By Richard Vedder
Tomorrow, an important higher education mini-conference is taking place at the American Enterprise Institute in Washington, keynoted by Secretary of Education Margaret Spellings, in which I am playing a role as organizer (with sidekick Bryan O'Keefe and friend Anne Neal of the American Council of Trustees and Alumni). One of the many great speakers is Harry Lewis, former Dean of the College at Harvard, whose book Excellence Without a Soul is one of the great higher education reads of modern times.
Beyond teaching facts, ideas, and, hopefully, universal values, residential colleges, if they are doing their job well, help students become good citizens, and serve in an extra-parental role of advising them regarding the problems that accompany the transition from childhood to adulthood. Students need honest, mature, and wise advice on matters of vocational and graduate school selection, with issues relating to family and friends, even sometimes with dealing with romances and sexual feelings, and more broadly, with issues relating to right and wrong. As Lewis points out, many faculty members are so absorbed in their professional research specialties that they are disinclined and maybe even unequipped to advise youth on the broader business of the adult life to come. But many faculty members with years of working with youth and good life experiences of their own can serve as role models and advisers to students. Yet as Lewis emphasizes, the "system" does not promote that. Untenured assistant professors are not rewarded for talking to students.

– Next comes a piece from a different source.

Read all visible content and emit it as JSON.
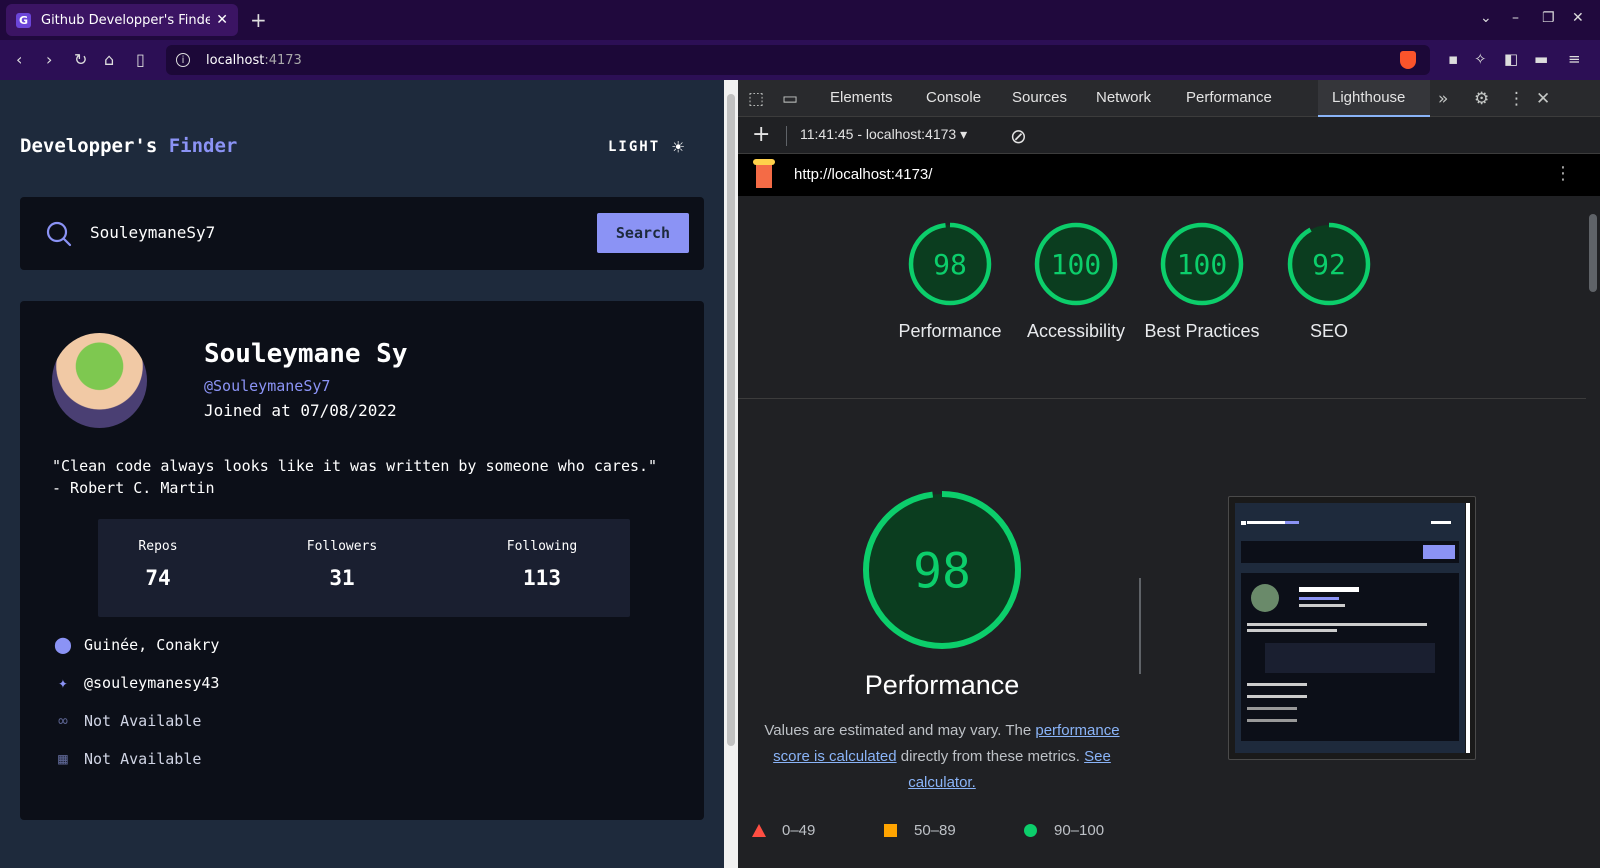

A paper given at an obscure professional meeting is worth more than 1,000 hours of advising kids about their future. That is wrong, it is a shame, and Harry Lewis has done a great job of exposing the problem as it has evolved at Harvard.
At a policy level, we need to change the system of rewards and incentives. The biggest problem, as I see it, is that research is measurable and recognition is national or even international in scope, while good advising (and to a lesser extent, good teaching) is much harder to measure and define, and recognition is merely local in nature. Therefore, national labor markets get information on research quickly and reasonably accurately, but much less on teaching. That may be one reason why the teaching/advising role in comparatively neglected, but not the only one. Nonetheless, we need to seek to evaluate professors more imaginatively and comprehensively than we do now. Why not ask graduating seniors, for example, to tell us "what professors have made the most positive difference in your life, either through their teaching, advising or other contact?" Why not reward teachers who are highly regarded more? Why does not rateyourprofessor.com or other Web-based site develop a national instrument that might provide national recognition for superstar professors in terms of helping students? It is not a perfect solution to the problem, but it may be a start.